Email Security - let's start with a short example:
Alice and Bob are upgrading from a long friendship in letter writing to the faster 21st-century version of email communication. But before getting started, Alice and Bob should understand that email also carries a level of risk and learn what some of the requirements are to mitigate those risks.
First, let’s have a look at how emails are sent.
Alice wants to email Bob who is not online; she uses SMTP (Simple Mail Transfer Protocol) to deliver the email from her server to Bob’s where it is then stored on a POP server (Post Office Protocol).
Once online, Bob can download the message from the POP server to his computer or mobile device and read it.
To use another example, Alice may work for a school or organisation. If she wants to email Bob from her work email, all her emails will be routed through a work server to Bob’s POP server and eventually his device.
You can look at the chain of communication as a string of attack vectors, where each area is a possible opportunity for a cyberattack or data breach, as follows:
- Alice and her system
- Alice’s organisation’s (or her own) SMTP server
- Alice’s or Alice’s work ISP (Internet Service Provider)
- Bob’s POP server
- Bob and his computer system
To protect against these 4 attack vectors, you need to ensure you have the following requirements at each stage:
- Message Integrity – the message sent and received are exactly the same.
- Message Confidentiality – the message is not exposed or readable to any third party.
- Message Authenticity – the recipient is very confident about the identity of the sender.
- Non-Repudiation – the sender cannot deny that they have sent a message.
The problem with email message integrity
Emails do not come with message integrity checks by default so, there is no standard way of knowing if your message hasn’t been changed during its travel to the recipient.
During its travel, it could bounce through several servers including an email scanning server.
Often, email malware and virus scans involve a slight change to the message header, either adding in its own entries or removing harmful content.
This process makes it more difficult to check integrity because the message is changed in the scanning process.
Message integrity can be verified using something called a hash. A hash is a result of encrypting a message with a chosen hash algorithm. The result is a string of characters known as a hash.
On arrival, the receiving server does a hash check to ensure that the hash from the sending server is the same as the hash that the receiving server has calculated for the message itself.
Message Confidentiality and Authenticity
Ensuring message confidentiality means knowing with great certainty that your message cannot be read by anyone other than who it is intended for. I group authenticity and confidentiality because the methods of providing these in the email are much the same.
Online, confidentiality is handled with encryption and digital identity, ensuring the message is only opened by the person it is intended for, also ensured that no third party is able to read it.
Encrypting the message is not enough to ensure confidentiality as an encrypted message could still come from a malicious source or if decryption keys are somehow discovered by a malicious third party, the message can be read by the wrong person on arrival.
PGP and S/MIME encryption techniques deal with this by binding a public and private key pair to an email address. The user must keep the private key secure at all times to ensure that only they can open the sender’s message.
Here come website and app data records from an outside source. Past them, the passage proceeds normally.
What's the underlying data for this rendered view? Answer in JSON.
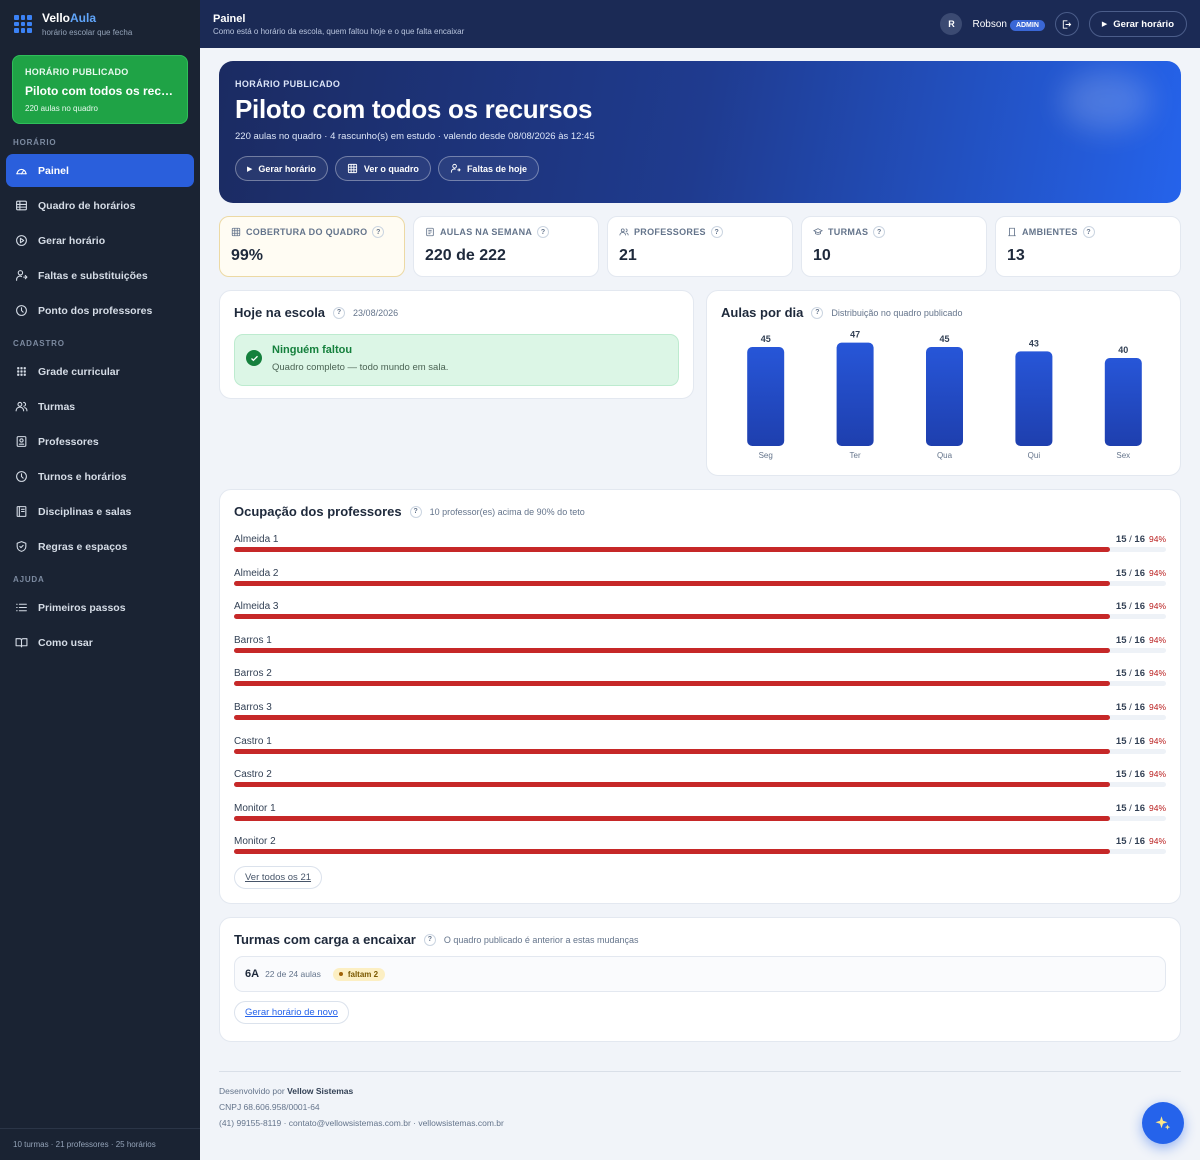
{
  "brand": {
    "name_part1": "Vello",
    "name_part2": "Aula",
    "tagline": "horário escolar que fecha"
  },
  "sidebar": {
    "published": {
      "label": "HORÁRIO PUBLICADO",
      "title": "Piloto com todos os recursos",
      "sub": "220 aulas no quadro"
    },
    "sections": [
      {
        "label": "HORÁRIO",
        "items": [
          {
            "label": "Painel",
            "icon": "dashboard-icon",
            "active": true
          },
          {
            "label": "Quadro de horários",
            "icon": "grid-table-icon"
          },
          {
            "label": "Gerar horário",
            "icon": "play-circle-icon"
          },
          {
            "label": "Faltas e substituições",
            "icon": "user-swap-icon"
          },
          {
            "label": "Ponto dos professores",
            "icon": "clock-icon"
          }
        ]
      },
      {
        "label": "CADASTRO",
        "items": [
          {
            "label": "Grade curricular",
            "icon": "dots-grid-icon"
          },
          {
            "label": "Turmas",
            "icon": "users-icon"
          },
          {
            "label": "Professores",
            "icon": "id-badge-icon"
          },
          {
            "label": "Turnos e horários",
            "icon": "clock-icon"
          },
          {
            "label": "Disciplinas e salas",
            "icon": "book-icon"
          },
          {
            "label": "Regras e espaços",
            "icon": "shield-icon"
          }
        ]
      },
      {
        "label": "AJUDA",
        "items": [
          {
            "label": "Primeiros passos",
            "icon": "list-icon"
          },
          {
            "label": "Como usar",
            "icon": "open-book-icon"
          }
        ]
      }
    ],
    "footer": "10 turmas · 21 professores · 25 horários"
  },
  "topbar": {
    "title": "Painel",
    "subtitle": "Como está o horário da escola, quem faltou hoje e o que falta encaixar",
    "avatar": "R",
    "user": "Robson",
    "role": "ADMIN",
    "generate": "Gerar horário"
  },
  "hero": {
    "label": "HORÁRIO PUBLICADO",
    "title": "Piloto com todos os recursos",
    "subtitle": "220 aulas no quadro · 4 rascunho(s) em estudo · valendo desde 08/08/2026 às 12:45",
    "buttons": {
      "generate": "Gerar horário",
      "view": "Ver o quadro",
      "absences": "Faltas de hoje"
    }
  },
  "stats": {
    "coverage": {
      "label": "COBERTURA DO QUADRO",
      "value": "99%"
    },
    "lessons": {
      "label": "AULAS NA SEMANA",
      "value": "220 de 222"
    },
    "teachers": {
      "label": "PROFESSORES",
      "value": "21"
    },
    "classes": {
      "label": "TURMAS",
      "value": "10"
    },
    "rooms": {
      "label": "AMBIENTES",
      "value": "13"
    }
  },
  "today": {
    "title": "Hoje na escola",
    "date": "23/08/2026",
    "ok_title": "Ninguém faltou",
    "ok_sub": "Quadro completo — todo mundo em sala."
  },
  "chart_data": {
    "type": "bar",
    "title": "Aulas por dia",
    "subtitle": "Distribuição no quadro publicado",
    "categories": [
      "Seg",
      "Ter",
      "Qua",
      "Qui",
      "Sex"
    ],
    "values": [
      45,
      47,
      45,
      43,
      40
    ],
    "ylim": [
      0,
      50
    ],
    "color": "#1e3fae"
  },
  "occupancy": {
    "title": "Ocupação dos professores",
    "subtitle": "10 professor(es) acima de 90% do teto",
    "rows": [
      {
        "name": "Almeida 1",
        "used": "15",
        "cap": "16",
        "pct": "94%",
        "ratio": 0.94
      },
      {
        "name": "Almeida 2",
        "used": "15",
        "cap": "16",
        "pct": "94%",
        "ratio": 0.94
      },
      {
        "name": "Almeida 3",
        "used": "15",
        "cap": "16",
        "pct": "94%",
        "ratio": 0.94
      },
      {
        "name": "Barros 1",
        "used": "15",
        "cap": "16",
        "pct": "94%",
        "ratio": 0.94
      },
      {
        "name": "Barros 2",
        "used": "15",
        "cap": "16",
        "pct": "94%",
        "ratio": 0.94
      },
      {
        "name": "Barros 3",
        "used": "15",
        "cap": "16",
        "pct": "94%",
        "ratio": 0.94
      },
      {
        "name": "Castro 1",
        "used": "15",
        "cap": "16",
        "pct": "94%",
        "ratio": 0.94
      },
      {
        "name": "Castro 2",
        "used": "15",
        "cap": "16",
        "pct": "94%",
        "ratio": 0.94
      },
      {
        "name": "Monitor 1",
        "used": "15",
        "cap": "16",
        "pct": "94%",
        "ratio": 0.94
      },
      {
        "name": "Monitor 2",
        "used": "15",
        "cap": "16",
        "pct": "94%",
        "ratio": 0.94
      }
    ],
    "see_all": "Ver todos os 21"
  },
  "pending": {
    "title": "Turmas com carga a encaixar",
    "subtitle": "O quadro publicado é anterior a estas mudanças",
    "turma": "6A",
    "turma_sub": "22 de 24 aulas",
    "badge": "faltam 2",
    "regen": "Gerar horário de novo"
  },
  "footer": {
    "dev_prefix": "Desenvolvido por",
    "dev": "Vellow Sistemas",
    "cnpj": "CNPJ 68.606.958/0001-64",
    "contact": "(41) 99155-8119 · contato@vellowsistemas.com.br · vellowsistemas.com.br"
  }
}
Non-repudiation is very important for the future of digitisation in the workplace. If a sender cannot deny they have sent the message in question, then emails can have legal standing. This opens up opportunities for paperless workflows in the signing of and agreeing of contracts or work.
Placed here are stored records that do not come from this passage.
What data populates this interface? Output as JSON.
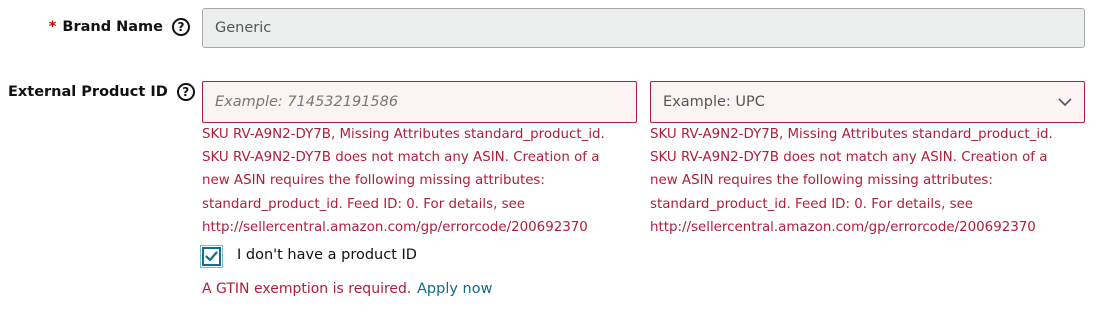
{
  "brand": {
    "required_marker": "*",
    "label": "Brand Name",
    "help_glyph": "?",
    "value": "Generic"
  },
  "product_id": {
    "label": "External Product ID",
    "help_glyph": "?",
    "placeholder": "Example: 714532191586",
    "value": "",
    "type_select": {
      "selected": "Example: UPC",
      "icon": "chevron-down-icon"
    },
    "errors_left": [
      "SKU RV-A9N2-DY7B, Missing Attributes standard_product_id.",
      "SKU RV-A9N2-DY7B does not match any ASIN. Creation of a",
      "new ASIN requires the following missing attributes:",
      "standard_product_id. Feed ID: 0. For details, see",
      "http://sellercentral.amazon.com/gp/errorcode/200692370"
    ],
    "errors_right": [
      "SKU RV-A9N2-DY7B, Missing Attributes standard_product_id.",
      "SKU RV-A9N2-DY7B does not match any ASIN. Creation of a",
      "new ASIN requires the following missing attributes:",
      "standard_product_id. Feed ID: 0. For details, see",
      "http://sellercentral.amazon.com/gp/errorcode/200692370"
    ]
  },
  "no_product_id": {
    "checked": true,
    "label": "I don't have a product ID"
  },
  "gtin": {
    "message": "A GTIN exemption is required.",
    "link": "Apply now"
  },
  "colors": {
    "error": "#b01d3a",
    "link": "#0f6b8a",
    "checkbox_accent": "#0e6e8e"
  }
}
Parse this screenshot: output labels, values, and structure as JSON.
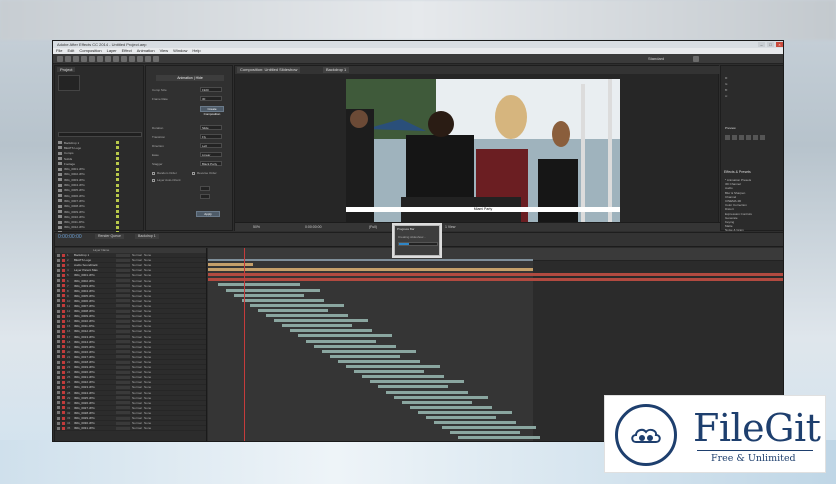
{
  "window": {
    "title": "Adobe After Effects CC 2014 - Untitled Project.aep",
    "controls": [
      "–",
      "□",
      "×"
    ]
  },
  "menu": [
    "File",
    "Edit",
    "Composition",
    "Layer",
    "Effect",
    "Animation",
    "View",
    "Window",
    "Help"
  ],
  "toolbar": {
    "workspace": "Standard"
  },
  "project": {
    "tab": "Project",
    "items": [
      "Backdrop 1",
      "BEATS Logo",
      "Comps",
      "Solids",
      "Footage",
      "IMG_0001.JPG",
      "IMG_0002.JPG",
      "IMG_0003.JPG",
      "IMG_0004.JPG",
      "IMG_0005.JPG",
      "IMG_0006.JPG",
      "IMG_0007.JPG",
      "IMG_0008.JPG",
      "IMG_0009.JPG",
      "IMG_0010.JPG",
      "IMG_0011.JPG",
      "IMG_0012.JPG",
      "IMG_0013.JPG",
      "IMG_0014.JPG",
      "IMG_0015.JPG",
      "IMG_0016.JPG",
      "IMG_0017.JPG",
      "IMG_0018.JPG"
    ]
  },
  "effect_panel": {
    "title": "Animation | Hide",
    "fields": [
      {
        "label": "Comp Size",
        "value": "1920"
      },
      {
        "label": "Frame Rate",
        "value": "30"
      }
    ],
    "button1": "Create Composition",
    "fields2": [
      {
        "label": "Duration",
        "value": "Slide"
      },
      {
        "label": "Transition",
        "value": "Fly"
      },
      {
        "label": "Direction",
        "value": "Left"
      },
      {
        "label": "Ease",
        "value": "Linear"
      },
      {
        "label": "Stagger",
        "value": "Black Party"
      }
    ],
    "checks": [
      "Random Order",
      "Reverse Order",
      "Layer Auto-Orient"
    ],
    "button2": "Apply"
  },
  "composition": {
    "tabs": [
      "Composition: Untitled Slideshow",
      "Backdrop 1"
    ],
    "caption": "Miami Party",
    "zoom": "50%",
    "time": "0:00:00:00",
    "resolution": "(Full)",
    "camera": "Active Camera",
    "views": "1 View"
  },
  "right_panel": {
    "info_lines": [
      "R:",
      "G:",
      "B:",
      "A:"
    ],
    "preview_tab": "Preview",
    "effects_tab": "Effects & Presets",
    "presets": [
      "* Animation Presets",
      "3D Channel",
      "Audio",
      "Blur & Sharpen",
      "Channel",
      "CINEMA 4D",
      "Color Correction",
      "Distort",
      "Expression Controls",
      "Generate",
      "Keying",
      "Matte",
      "Noise & Grain"
    ]
  },
  "timeline": {
    "timecode": "0:00:00:00",
    "tabs": [
      "Render Queue",
      "Backdrop 1"
    ],
    "column_header": "Layer Name",
    "layers": [
      {
        "num": "1",
        "name": "Backdrop 1",
        "mode": "Normal",
        "parent": "None"
      },
      {
        "num": "2",
        "name": "BEATS Logo",
        "mode": "Normal",
        "parent": "None"
      },
      {
        "num": "3",
        "name": "Audio Soundtrack",
        "mode": "Normal",
        "parent": "None"
      },
      {
        "num": "4",
        "name": "Layer Parent Mas",
        "mode": "Normal",
        "parent": "None"
      },
      {
        "num": "5",
        "name": "IMG_0001.JPG",
        "mode": "Normal",
        "parent": "None"
      },
      {
        "num": "6",
        "name": "IMG_0002.JPG",
        "mode": "Normal",
        "parent": "None"
      },
      {
        "num": "7",
        "name": "IMG_0003.JPG",
        "mode": "Normal",
        "parent": "None"
      },
      {
        "num": "8",
        "name": "IMG_0004.JPG",
        "mode": "Normal",
        "parent": "None"
      },
      {
        "num": "9",
        "name": "IMG_0005.JPG",
        "mode": "Normal",
        "parent": "None"
      },
      {
        "num": "10",
        "name": "IMG_0006.JPG",
        "mode": "Normal",
        "parent": "None"
      },
      {
        "num": "11",
        "name": "IMG_0007.JPG",
        "mode": "Normal",
        "parent": "None"
      },
      {
        "num": "12",
        "name": "IMG_0008.JPG",
        "mode": "Normal",
        "parent": "None"
      },
      {
        "num": "13",
        "name": "IMG_0009.JPG",
        "mode": "Normal",
        "parent": "None"
      },
      {
        "num": "14",
        "name": "IMG_0010.JPG",
        "mode": "Normal",
        "parent": "None"
      },
      {
        "num": "15",
        "name": "IMG_0011.JPG",
        "mode": "Normal",
        "parent": "None"
      },
      {
        "num": "16",
        "name": "IMG_0012.JPG",
        "mode": "Normal",
        "parent": "None"
      },
      {
        "num": "17",
        "name": "IMG_0013.JPG",
        "mode": "Normal",
        "parent": "None"
      },
      {
        "num": "18",
        "name": "IMG_0014.JPG",
        "mode": "Normal",
        "parent": "None"
      },
      {
        "num": "19",
        "name": "IMG_0015.JPG",
        "mode": "Normal",
        "parent": "None"
      },
      {
        "num": "20",
        "name": "IMG_0016.JPG",
        "mode": "Normal",
        "parent": "None"
      },
      {
        "num": "21",
        "name": "IMG_0017.JPG",
        "mode": "Normal",
        "parent": "None"
      },
      {
        "num": "22",
        "name": "IMG_0018.JPG",
        "mode": "Normal",
        "parent": "None"
      },
      {
        "num": "23",
        "name": "IMG_0019.JPG",
        "mode": "Normal",
        "parent": "None"
      },
      {
        "num": "24",
        "name": "IMG_0020.JPG",
        "mode": "Normal",
        "parent": "None"
      },
      {
        "num": "25",
        "name": "IMG_0021.JPG",
        "mode": "Normal",
        "parent": "None"
      },
      {
        "num": "26",
        "name": "IMG_0022.JPG",
        "mode": "Normal",
        "parent": "None"
      },
      {
        "num": "27",
        "name": "IMG_0023.JPG",
        "mode": "Normal",
        "parent": "None"
      },
      {
        "num": "28",
        "name": "IMG_0024.JPG",
        "mode": "Normal",
        "parent": "None"
      },
      {
        "num": "29",
        "name": "IMG_0025.JPG",
        "mode": "Normal",
        "parent": "None"
      },
      {
        "num": "30",
        "name": "IMG_0026.JPG",
        "mode": "Normal",
        "parent": "None"
      },
      {
        "num": "31",
        "name": "IMG_0027.JPG",
        "mode": "Normal",
        "parent": "None"
      },
      {
        "num": "32",
        "name": "IMG_0028.JPG",
        "mode": "Normal",
        "parent": "None"
      },
      {
        "num": "33",
        "name": "IMG_0029.JPG",
        "mode": "Normal",
        "parent": "None"
      },
      {
        "num": "34",
        "name": "IMG_0030.JPG",
        "mode": "Normal",
        "parent": "None"
      },
      {
        "num": "35",
        "name": "IMG_0031.JPG",
        "mode": "Normal",
        "parent": "None"
      }
    ],
    "footer": "Toggle Switches / Modes"
  },
  "progress_dialog": {
    "title": "Progress Bar",
    "text": "Creating slideshow...",
    "progress": 0.25
  },
  "watermark": {
    "name": "FileGit",
    "tagline": "Free & Unlimited",
    "color": "#1e3f6e"
  }
}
Integrity, authenticity and confidentiality play a role in non-repudiation but do not paint a full picture. Yes, we must say with a great deal of confidence that a message has not been changed, is from who it says it’s from and that it cannot be opened by anyone else.
While protocols used for internet communications can provide an assurance that a given client system is “talking” to its intended server, there’s no fool-proof method for recording a session where the client could not dispute this in a legal case with the service provider.
You can have authenticity and confidentiality without non-repudiation but you cannot have non-repudiation without confidentiality and authenticity.
Non-repudiation can be provided with a high level of confidence using a digital certificate managed and issued by a Certificate Authority.
The digital certificate would be linked to an email address and used to encrypt and sign messages. Additional options also allow some digital certificates (those used in signing and encrypting documents) to record timestamps for when data is changed and by who.
Understanding Email Encryption Techniques
Email encryption is not a simple concept to understand and is often left to the cryptographers and email providers to deal with.
Unfortunately, without a public understanding of how it all works, there aren't opportunities to scrutinise providers when they do not provide full security.
No email provider is currently ensuring all 4 areas are covered.
Gmail and Microsoft, for example, will provide end-to-end encryption ensuring confidentiality and integrity but not providing any means to authenticate the identity behind the sender or receiver.
As fraud and cyberattacks continue to rise, organisations and institutions must ask themselves how they’re ensuring protection in each area. If there are gaps with current email providers, they can be filled without the need to switch providers.
One way to do this is to integrate an email gateway solution. Email gateways provide a middle destination server for messages where they can be scanned, encrypted, validated and authenticated.
To request a demo of our email encryption gateway and see how it works in practice, contact us today.